Vitrectomy for Myodesopsia

Vitreous floaters – from ‘nuisance to disease’

Dermot McGrath

Posted: Tuesday, October 1, 2019

J. Sebag MD, FACS, FRCOphth, FARVO

While ophthalmologists have not always fully appreciated the extent to which vitreous floaters may severely impact on the quality of life of their patients, that perception is finally changing thanks to research efforts to define objective and quantitative metrics of vitreous structure and visual function in patients suffering with floaters, according to J. Sebag MD, FACS, FRCOphth, FARVO.

“The real question in considering vitreous floaters is whether this is a nuisance or a disease. If you ask the patients it is clearly a disease. Studies have shown that the negative impact of vitreous floaters is considered by patients to be equivalent to age-related macular degeneration and greater than glaucoma and diabetic retinopathy,” said Dr Sebag in the inaugural Robert Machemer Lecture delivered at the European Society of Ophthalmology (SOE) meeting in Nice, France.

Dr Sebag added that patients bothered by vitreous floaters are willing to accept a 7% risk of blindness and exchange one out of 10 years of their remaining life just to be rid of their floaters. Despite the deleterious impact that floaters have on a patient’s quality of life, the medical profession continues to downplay or dismiss their significance, said Dr Sebag, who is Senior Research Scientist at the Doheny Eye Institute/UCLA, Professor of Clinical Ophthalmology at the Geffen School of Medicine, UCLA, and Founding Director of the VMR Institute for Vitreous Macula Retina.

“A typical doctor will say that it is a nuisance – there is no tear or hole in the retina, so just deal with it. Because of this prevailing attitude, we have not met the needs of our patients suffering from vitreous floaters,” he said.

He added that the root of the “callous attitude” of physicians to floaters stems from the absence of objective clinical indices of structural and functional abnormalities with which to define it. To address this gap, Dr Sebag and co-workers have worked to develop specific indices such as contrast sensitivity function (CSF), quantitative ultrasound and floater-specific visual function questionnaires in order to define Vision Degrading Myodesopsia as a disease.

“I’ll be the first to admit that ‘vision-degrading myodesopsia’ does not exactly roll off the tongue, but it sounds like a disease and I think psychologically that is the first step in beginning the process of getting doctors to accept vitreous floaters as a disease,” he said.

Floaters most commonly occur in middle age due to age-related changes in vitreous structure and light scattering by the posterior vitreous cortex after collapse of the vitreous body during posterior vitreous detachment (PVD), explained Dr Sebag.

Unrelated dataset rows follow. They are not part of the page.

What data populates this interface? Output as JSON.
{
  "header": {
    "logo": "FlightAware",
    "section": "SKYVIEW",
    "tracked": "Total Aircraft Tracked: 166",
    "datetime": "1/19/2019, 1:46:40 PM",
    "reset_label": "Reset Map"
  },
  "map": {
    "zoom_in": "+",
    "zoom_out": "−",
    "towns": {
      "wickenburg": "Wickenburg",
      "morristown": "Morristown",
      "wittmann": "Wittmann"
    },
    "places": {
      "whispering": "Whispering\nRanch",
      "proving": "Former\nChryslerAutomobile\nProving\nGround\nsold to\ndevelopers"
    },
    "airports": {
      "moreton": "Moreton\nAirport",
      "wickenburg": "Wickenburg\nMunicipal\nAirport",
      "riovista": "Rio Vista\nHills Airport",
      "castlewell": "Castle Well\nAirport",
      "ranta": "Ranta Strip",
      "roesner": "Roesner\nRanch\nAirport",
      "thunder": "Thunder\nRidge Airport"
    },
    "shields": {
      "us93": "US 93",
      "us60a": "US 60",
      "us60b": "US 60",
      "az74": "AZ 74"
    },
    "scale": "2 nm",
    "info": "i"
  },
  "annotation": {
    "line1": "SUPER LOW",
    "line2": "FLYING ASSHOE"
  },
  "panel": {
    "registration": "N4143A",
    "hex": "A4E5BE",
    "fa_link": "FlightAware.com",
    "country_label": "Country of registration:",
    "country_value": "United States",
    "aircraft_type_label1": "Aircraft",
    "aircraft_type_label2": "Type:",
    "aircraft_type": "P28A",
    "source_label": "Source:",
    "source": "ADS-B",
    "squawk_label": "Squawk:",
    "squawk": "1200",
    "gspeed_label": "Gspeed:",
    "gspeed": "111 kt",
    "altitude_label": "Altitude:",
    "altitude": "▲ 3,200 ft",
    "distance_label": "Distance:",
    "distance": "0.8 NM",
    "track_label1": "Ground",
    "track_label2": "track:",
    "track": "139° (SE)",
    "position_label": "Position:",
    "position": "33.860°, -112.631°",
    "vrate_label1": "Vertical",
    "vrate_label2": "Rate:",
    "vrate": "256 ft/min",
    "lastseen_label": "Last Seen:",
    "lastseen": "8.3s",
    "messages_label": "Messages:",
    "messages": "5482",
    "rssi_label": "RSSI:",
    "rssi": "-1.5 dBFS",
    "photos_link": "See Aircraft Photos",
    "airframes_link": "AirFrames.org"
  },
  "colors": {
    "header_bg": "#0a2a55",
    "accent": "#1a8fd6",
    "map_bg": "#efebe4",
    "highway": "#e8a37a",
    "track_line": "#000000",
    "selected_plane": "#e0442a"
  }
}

“The most common event in the life of the human vitreous is PVD and there are two critical components for a PVD: you have to have liquefaction of the gel but also weakening of the vitreoretinal adhesion to allow the collapse of the vitreous body. Both of these events are required in tandem for an innocuous PVD to occur,” he said.

In younger patients, floaters are most often due to myopic vitreopathy, a worrying fact given the worldwide epidemic in myopia, said Dr Sebag.

“This is a real problem because studies have estimated by the year 2050 there will be almost 5 billion people in the world with myopia. If myopic vitreopathy plays an important role in disturbed vision then we need to pay attention to that because it will be a growing problem,” he said.

An increasingly common treatment option for floaters has been Nd:YAG laser vitreolysis, which is largely ineffective, said Dr. Sebag.

Although further study is warranted, a Cochrane Database Review in 2017 concluded that there are no clinical studies proving efficacy of YAG laser vitreoylsis and other scientific papers show only a limited success rate in a small minority of patients.

“This is probably because Nd:YAG photodisruption does not ablate. It takes large particles and renders them smaller and the net effect may not be improvement in vision and account for the disappointing results we have seen in the scientific literature,” he said.

Limited vitrectomy is currently the most effective treatment for severe floaters, said Dr Sebag, who recently published a case series of 195 eyes of 145 patients with good outcomes.

“It normalises contrast sensitivity function and improves patients’ well-being with few short-term complications and even fewer long-term ones,” he concluded.

Thus, greater efforts should be made to listen to patients more attentively when they complain of vitreous floaters, to further study the disease scientifically and to develop new methods to cure the condition safely. Only then will we have achieved what Dr Sebag described as the goal of modern Medicine: “To help people die young… as late in life as possible.” (– Dr Ernst Wynder, American Health Foundation)

J. Sebag: